**Work required:**
Pick every line out of the entries below that holds the string "Relaciones", and report them.

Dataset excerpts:
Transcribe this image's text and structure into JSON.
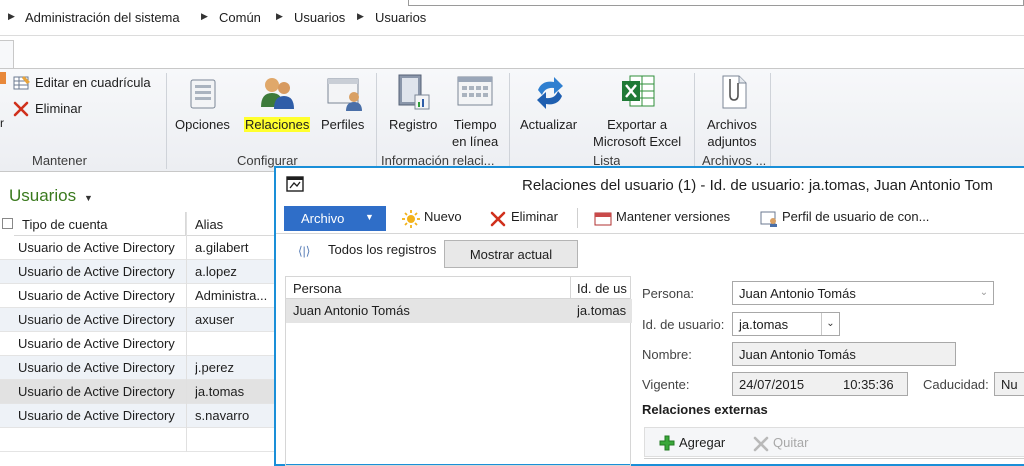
{
  "breadcrumb": [
    "Administración del sistema",
    "Común",
    "Usuarios",
    "Usuarios"
  ],
  "ribbon": {
    "mantener": {
      "edit_grid": "Editar en cuadrícula",
      "delete": "Eliminar",
      "label": "Mantener"
    },
    "configurar": {
      "opciones": "Opciones",
      "relaciones": "Relaciones",
      "perfiles": "Perfiles",
      "label": "Configurar"
    },
    "informacion": {
      "registro": "Registro",
      "tiempo1": "Tiempo",
      "tiempo2": "en línea",
      "label": "Información relaci..."
    },
    "lista": {
      "actualizar": "Actualizar",
      "exportar1": "Exportar a",
      "exportar2": "Microsoft Excel",
      "label": "Lista"
    },
    "archivos": {
      "adjuntos1": "Archivos",
      "adjuntos2": "adjuntos",
      "label": "Archivos ..."
    }
  },
  "users_list": {
    "title": "Usuarios",
    "columns": [
      "Tipo de cuenta",
      "Alias"
    ],
    "rows": [
      [
        "Usuario de Active Directory",
        "a.gilabert"
      ],
      [
        "Usuario de Active Directory",
        "a.lopez"
      ],
      [
        "Usuario de Active Directory",
        "Administra..."
      ],
      [
        "Usuario de Active Directory",
        "axuser"
      ],
      [
        "Usuario de Active Directory",
        ""
      ],
      [
        "Usuario de Active Directory",
        "j.perez"
      ],
      [
        "Usuario de Active Directory",
        "ja.tomas"
      ],
      [
        "Usuario de Active Directory",
        "s.navarro"
      ]
    ]
  },
  "dialog": {
    "title": "Relaciones del usuario (1) - Id. de usuario: ja.tomas, Juan Antonio Tom",
    "toolbar": {
      "archivo": "Archivo",
      "nuevo": "Nuevo",
      "eliminar": "Eliminar",
      "mantener_versiones": "Mantener versiones",
      "perfil": "Perfil de usuario de con..."
    },
    "filter": {
      "todos": "Todos los registros",
      "mostrar": "Mostrar actual"
    },
    "grid": {
      "columns": [
        "Persona",
        "Id. de us"
      ],
      "row": [
        "Juan Antonio Tomás",
        "ja.tomas"
      ]
    },
    "form": {
      "persona_label": "Persona:",
      "persona_value": "Juan Antonio Tomás",
      "id_label": "Id. de usuario:",
      "id_value": "ja.tomas",
      "nombre_label": "Nombre:",
      "nombre_value": "Juan Antonio Tomás",
      "vigente_label": "Vigente:",
      "vigente_date": "24/07/2015",
      "vigente_time": "10:35:36",
      "caducidad_label": "Caducidad:",
      "caducidad_value": "Nu"
    },
    "relaciones_externas": "Relaciones externas",
    "agregar": "Agregar",
    "quitar": "Quitar"
  }
}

**Task result:**
      "relaciones": "Relaciones",
    "title": "Relaciones del usuario (1) - Id. de usuario: ja.tomas, Juan Antonio Tom",
    "relaciones_externas": "Relaciones externas",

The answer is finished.